Images via Vitaliy Timoshenko

Planes n. 3 and 9 of 217 ShAP on the Bryansk front; according to the caption on the book of Rastrenin, they were photographed in August 1941, but I guess that this modification could be a bit later. The sliding hoods appear of late type, with upper armor and reduced side windows, but no any armour is visible on the back of the canopy. Both planes have the flexible boot on their tail wheel.

The camouflage with black amoebas on the tail and white outlined stars is typical of Zavod 18 between the late summer/fall of 1941 and the summer 1943.

Plane n.6 resembles very much to the couple of planes above.

Image from via Vitaliy Timoshenko

Red 4 with white outline has a sliding hood with armor on its top, but still the large side windows.
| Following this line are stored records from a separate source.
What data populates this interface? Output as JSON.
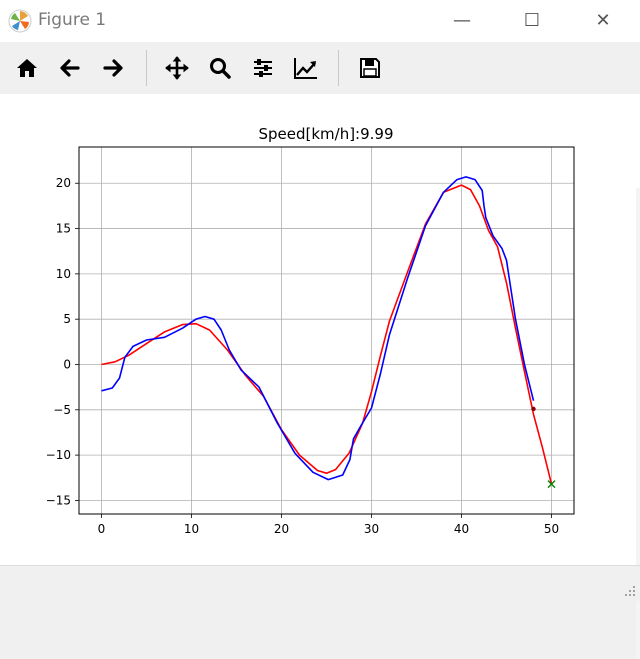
{
  "window": {
    "title": "Figure 1",
    "minimize_glyph": "—",
    "maximize_glyph": "☐",
    "close_glyph": "✕"
  },
  "toolbar": {
    "buttons": [
      {
        "name": "home",
        "icon": "home-icon"
      },
      {
        "name": "back",
        "icon": "arrow-left-icon"
      },
      {
        "name": "forward",
        "icon": "arrow-right-icon"
      },
      {
        "name": "pan",
        "icon": "move-icon"
      },
      {
        "name": "zoom",
        "icon": "magnifier-icon"
      },
      {
        "name": "configure-subplots",
        "icon": "sliders-icon"
      },
      {
        "name": "edit-axis",
        "icon": "chart-line-icon"
      },
      {
        "name": "save",
        "icon": "floppy-disk-icon"
      }
    ]
  },
  "chart_data": {
    "type": "line",
    "title": "Speed[km/h]:9.99",
    "xlabel": "",
    "ylabel": "",
    "xlim": [
      -2.5,
      52.5
    ],
    "ylim": [
      -16.5,
      24
    ],
    "xticks": [
      0,
      10,
      20,
      30,
      40,
      50
    ],
    "yticks": [
      -15,
      -10,
      -5,
      0,
      5,
      10,
      15,
      20
    ],
    "grid": true,
    "colors": {
      "course": "#ff0000",
      "trajectory": "#0000ff",
      "vehicle": "#8b0000",
      "goal": "#008000"
    },
    "series": [
      {
        "color": "#ff0000",
        "x": [
          0,
          1.5,
          3,
          5,
          7,
          9,
          10.5,
          12,
          14,
          16,
          18,
          20,
          22,
          24,
          25,
          26,
          27.5,
          29,
          30,
          31,
          32,
          34,
          36,
          38,
          40,
          41,
          42,
          43,
          44,
          45,
          46,
          47,
          48,
          49,
          50
        ],
        "y": [
          0,
          0.3,
          1.0,
          2.3,
          3.6,
          4.4,
          4.5,
          3.8,
          1.6,
          -1.2,
          -3.5,
          -7.2,
          -10.0,
          -11.7,
          -12.0,
          -11.6,
          -9.8,
          -6.5,
          -3.0,
          1.0,
          4.8,
          10.2,
          15.5,
          19.0,
          19.8,
          19.3,
          17.5,
          14.8,
          13.0,
          9.0,
          4.0,
          -0.8,
          -5.5,
          -9.2,
          -13.2
        ]
      },
      {
        "color": "#0000ff",
        "x": [
          0,
          1.2,
          2.0,
          2.6,
          3.5,
          5,
          7,
          9,
          10.5,
          11.5,
          12.5,
          13.3,
          14.2,
          15.5,
          17.5,
          19.5,
          21.5,
          23.5,
          25.2,
          26.8,
          27.6,
          28,
          28.8,
          30,
          31,
          32,
          34,
          36,
          38,
          39.5,
          40.5,
          41.5,
          42.3,
          42.5,
          42.7,
          43.5,
          44.5,
          45,
          46,
          47,
          48
        ],
        "y": [
          -2.9,
          -2.6,
          -1.5,
          0.8,
          2.0,
          2.7,
          3.0,
          4.0,
          5.0,
          5.3,
          5.0,
          3.8,
          1.6,
          -0.6,
          -2.5,
          -6.4,
          -9.8,
          -11.9,
          -12.7,
          -12.2,
          -10.5,
          -8.2,
          -6.8,
          -4.8,
          -1.0,
          3.3,
          9.5,
          15.3,
          19.0,
          20.4,
          20.7,
          20.4,
          19.2,
          17.5,
          16.2,
          14.2,
          12.8,
          11.5,
          5.0,
          0,
          -4.0
        ]
      }
    ],
    "markers": [
      {
        "label": "",
        "x": 48,
        "y": -4.9,
        "symbol": "dot",
        "color": "#8b0000"
      },
      {
        "label": "",
        "x": 50,
        "y": -13.2,
        "symbol": "x",
        "color": "#008000"
      }
    ]
  }
}
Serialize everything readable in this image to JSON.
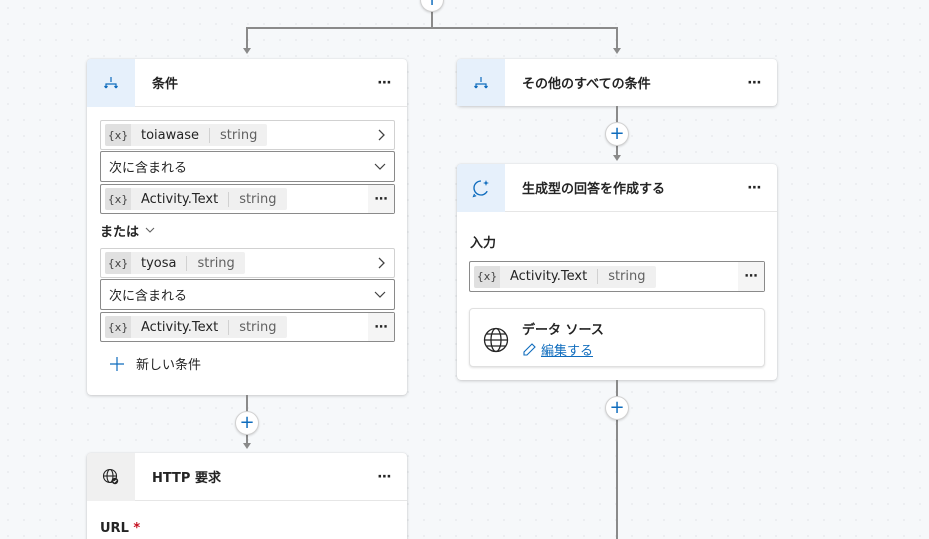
{
  "condition_card": {
    "title": "条件",
    "more": "⋯",
    "rows": [
      {
        "var_icon": "{x}",
        "name": "toiawase",
        "type": "string"
      },
      {
        "operator": "次に含まれる"
      },
      {
        "var_icon": "{x}",
        "name": "Activity.Text",
        "type": "string"
      },
      {
        "var_icon": "{x}",
        "name": "tyosa",
        "type": "string"
      },
      {
        "operator": "次に含まれる"
      },
      {
        "var_icon": "{x}",
        "name": "Activity.Text",
        "type": "string"
      }
    ],
    "or_label": "または",
    "new_condition": "新しい条件"
  },
  "else_card": {
    "title": "その他のすべての条件",
    "more": "⋯"
  },
  "generative_card": {
    "title": "生成型の回答を作成する",
    "more": "⋯",
    "input_label": "入力",
    "input": {
      "var_icon": "{x}",
      "name": "Activity.Text",
      "type": "string"
    },
    "data_source_title": "データ ソース",
    "edit_link": "編集する"
  },
  "http_card": {
    "title": "HTTP 要求",
    "more": "⋯",
    "url_label": "URL",
    "required_mark": "*"
  },
  "plus": "+",
  "colors": {
    "accent": "#0f6cbd",
    "icon_bg": "#e6f0fb",
    "line": "#8a8a8a"
  }
}
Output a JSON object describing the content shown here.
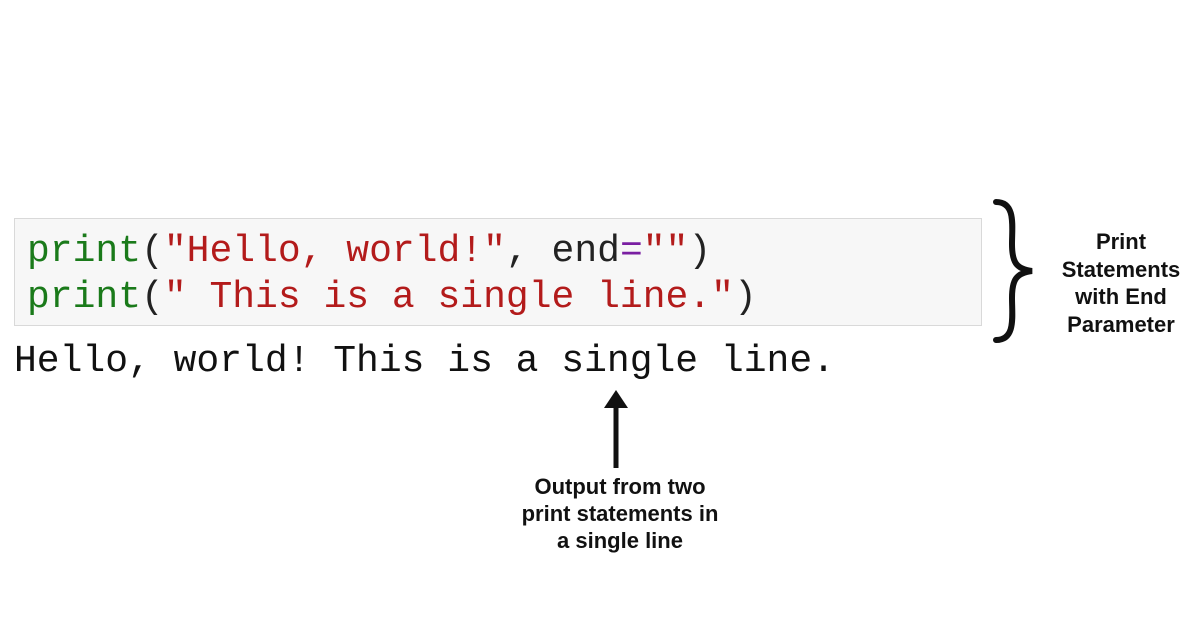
{
  "code": {
    "line1": {
      "func": "print",
      "open": "(",
      "string": "\"Hello, world!\"",
      "comma": ", ",
      "param": "end",
      "op": "=",
      "value": "\"\"",
      "close": ")"
    },
    "line2": {
      "func": "print",
      "open": "(",
      "string": "\" This is a single line.\"",
      "close": ")"
    }
  },
  "output": "Hello, world! This is a single line.",
  "annotations": {
    "right": "Print Statements with End Parameter",
    "bottom": "Output from two print statements in a single line"
  },
  "colors": {
    "func": "#1a7a1a",
    "string": "#b31b1b",
    "operator": "#7a1fa2",
    "code_bg": "#f7f7f7",
    "code_border": "#d9d9d9"
  }
}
Probably it has back armour too, and armorglass at the pilot's shoulders.

It looks the classical pattern of Zavod 18 of late 1941, with a black amoeba on each side of its tail.

The wing is still of the metal type with a ShVAK gun in inner position and a ShKAS outside, and landing lights on both the wing leading edges, but there are balance weights only at the wingtips, not under the ailerons; perhaps the ailerons were of fabric-covered type as on later planes.

The plane has not to be confused with another Red 4 with white outline captured intact and remarked by Germans, but with the later style of wings and the number in a different position.



A rare color photo represents a downed Il-2 with unusual painting.

The plane is produced in Zavod 18 presumably in mid 1941just after the war's outbreak; it features the early type metal wing; the fuselage is already of the wooden type, and it seems that the canopy is still of the type with reduced armor.

The base camouflage is very worn and scarcely contrasting, and bears traces of a badly removed winter paint, and this suggests that the photo was taken in 1942. Even the star on the fuselage appears in such conditions, while both the star and the black bands on the tail and rear fuselage were repainted.

The color of the spinner, after the chromatic corrections to the image, looks similar to that of the grass, and could be light green A-7. It is difficult to say the color of the number: it seems a dark yellow.




An interpretation of n.9.

Click on the profile to see a larger 3 views drawing.

An higher resolution artwork will be published into the book on Il-2 of Jason Moore.


An Il-2 armed with ShFK-37 37 mm guns was built in late 1941 and even tested in combat, but the results were unsatisfactory because of the increase in weight and the lack of precision due to the strong recoil.

The plane features:

  • wide underwing nacelles for the guns and their magazines
  • early style metal wing without the ShKAS and ShVAK armament
  • early style canopy.

Unfortunately the photo doesn't reveal much on how the plane was painted.

(From Ilyushin Il-2 by Oleg Rastrenin)




An interpretation of this plane.

Click on the profile to see a larger drawing.

An higher resolution artwork will be published into the book on Il-2 of Jason Moore.




Partial photo of a rare wreck of Il-2 built in mid 1941 with a winter livery.

Note the vaguely visible paneling on the tail, revealing a metallic rear fuselage, and the rear armourglass behind the seat.

The very large red star on the fuselage and the small one on the tail are typical of planes built, or repainted, in summer 1941.

The white livery looks regular even in spring, as if it was made with permanent paint.





An interpretation of red 4.

Click on the profile to see a larger 3 views drawing.

An higher resolution artwork will be published into the book on Il-2 of Jason Moore.


Single-seater Il-2 'black (?) 6' shot down probably in 1942, clearly showing a non-standard 3-shades camouflage, or perhaps a partial winter scheme, on the base of the prewar green-blue livery.

Very few is visible of this plane, but it seems of pre-war production without the star on the tail and without the 'lip' covering the junction between cowling and spinner.

Despite the availability of many photos, the markings, some characteristics of this plane are still unclear.

(Images from the web and from Il-2 In action of Squadron-Signal)